At its core, Skyfaring: A Journey With a Pilot is a book about engineering as art. It is a poem about the human desire to connect and be somewhere, anywhere, nowhere. For its author, commercial pilot Mark Vanhoenacker, it is about a lifelong romance with flying, soaring above the terra firma, looking down on a planet that is a spiderweb of beacons,
invisible routes, trails and boundaries that hardly mirror the states below.
Skyfaring is a great summer read: If, like me, you are traveling, it makes you understand planes, airports and our desires to experience the known and unknown. It is a memoir, but it is also a handy guide to the artistry and nuance of those contrails seen in the early hours of the morning.
It is a pilots view of the flying experience, which is different from passengers perspectives, those of us sealed in the metal tube predictably complaining on Twitter about long delays, short-tempered staff and lost bags. Rarely do we think about the marvel that is the plane, or the functional chaos that is the airport. And rarer still do we thin

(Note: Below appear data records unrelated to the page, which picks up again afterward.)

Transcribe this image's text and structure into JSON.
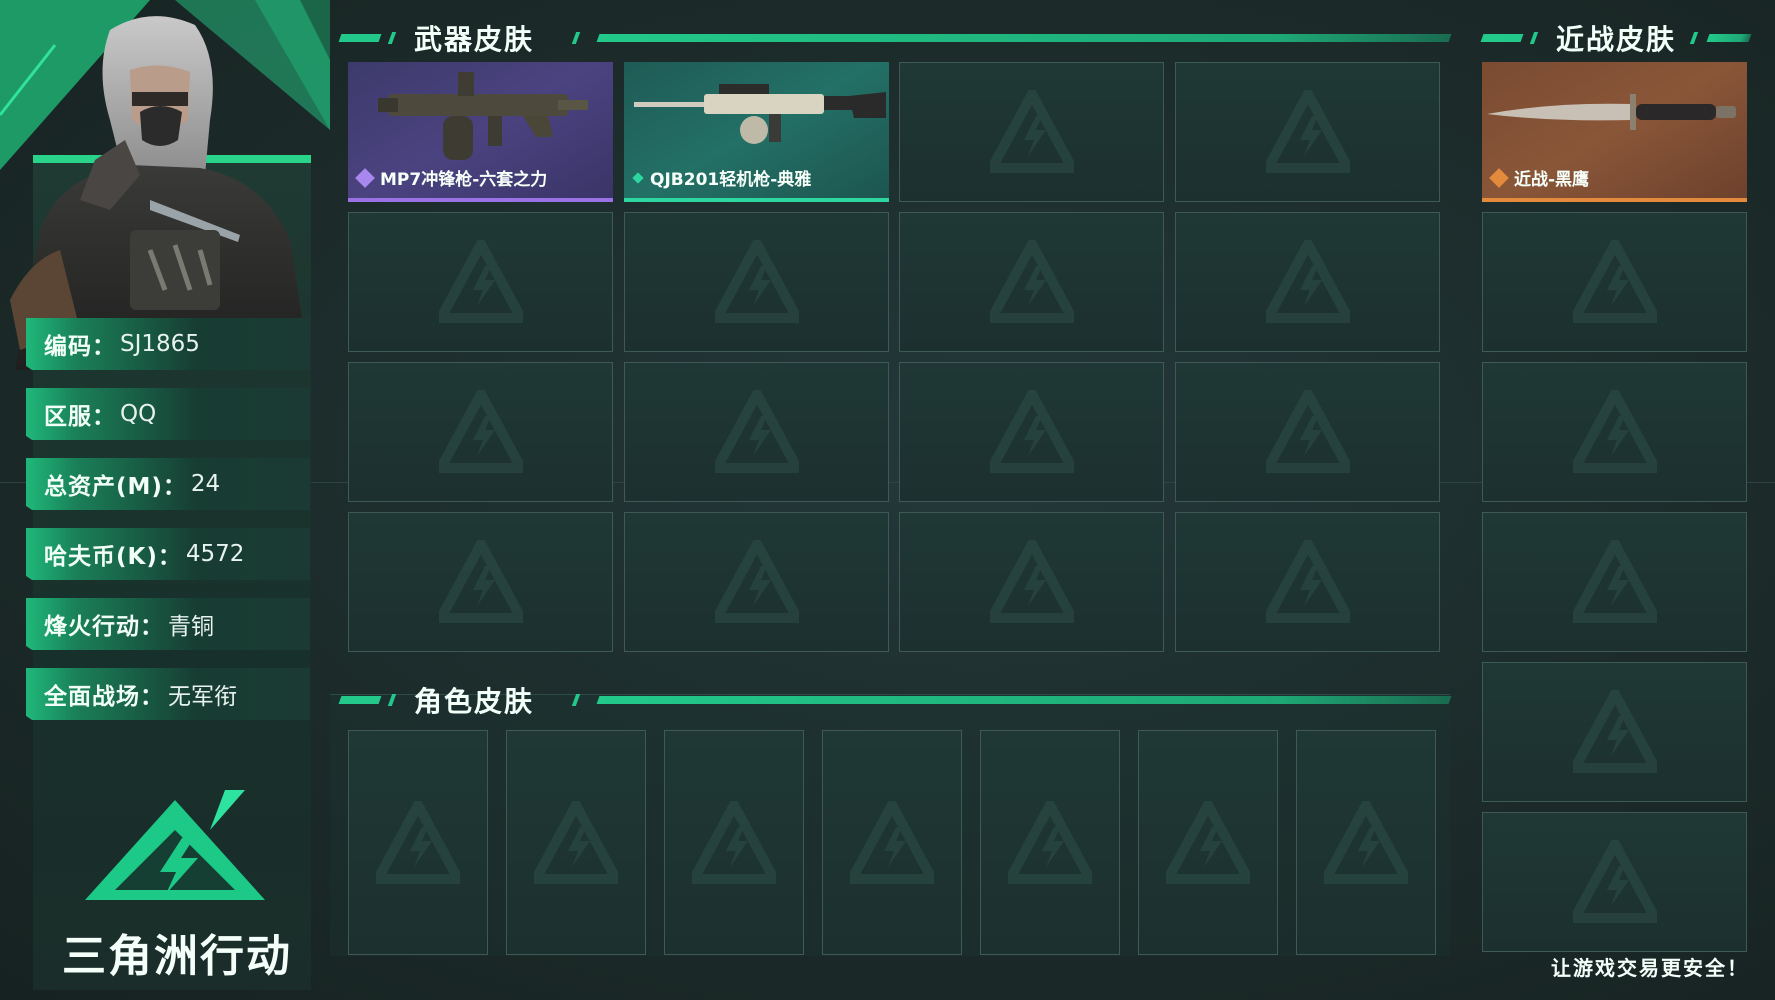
{
  "sections": {
    "weapon_title": "武器皮肤",
    "melee_title": "近战皮肤",
    "role_title": "角色皮肤"
  },
  "profile": {
    "rows": [
      {
        "key": "编码：",
        "value": "SJ1865"
      },
      {
        "key": "区服：",
        "value": "QQ"
      },
      {
        "key": "总资产(M)：",
        "value": "24"
      },
      {
        "key": "哈夫币(K)：",
        "value": "4572"
      },
      {
        "key": "烽火行动：",
        "value": "青铜"
      },
      {
        "key": "全面战场：",
        "value": "无军衔"
      }
    ]
  },
  "weapon_items": [
    {
      "label": "MP7冲锋枪-六套之力",
      "rarity": "purple",
      "icon": "smg-icon"
    },
    {
      "label": "QJB201轻机枪-典雅",
      "rarity": "green",
      "icon": "machine-gun-icon"
    }
  ],
  "melee_items": [
    {
      "label": "近战-黑鹰",
      "rarity": "orange",
      "icon": "knife-icon"
    }
  ],
  "logo": {
    "text": "三角洲行动"
  },
  "slogan": "让游戏交易更安全！",
  "colors": {
    "accent": "#22c98a",
    "purple": "#9a72e6",
    "green": "#2ed6a0",
    "orange": "#e38a3c",
    "background": "#1c2b2a"
  }
}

k of the pilot, who only creeps into our consciousness via dulcet tones announcing our departure, the weather or our imminent arrival. We have lost our sense of wonder about this miracle of flying. How is breakfast in Paris and dinner on a beach in the Caribbean all in the same day not magical?
Skyfaring is Mark Vanhoenackers effort to inject wonder back into our flying experience. For some unexpected reason, Mark sent me a copyhe somehow knew I was a traveler. It was signed with a very personal note. I was pleasantly surprised, and I vowed to read the book next time I was on a plane. I bought a Kindle version, mostly to support a fello
w writer, and queued my favorite songs for reading on my aging iPod shuffle. I was set. I read it on my way to Paris and then on my way to the Virgin Islands and then on my way home. I finished it in about 13,000 miles, aboard two different Airbus models, two different Boeings, a Cessna turboprop and a Piper prop plane. Alas, none of the reading oc
curred in a 747, the plane Mark flies.
Some paragraphs are so achingly beautiful and articulate that I found myself moved to a state between elation and tears I read it over my country. I read it over the Atlantic Ocean, twice. And the Caribbean Sea. I saved the ending for last night, timed to my journeys end. So what do I think? It just might be the best book I have read so far this y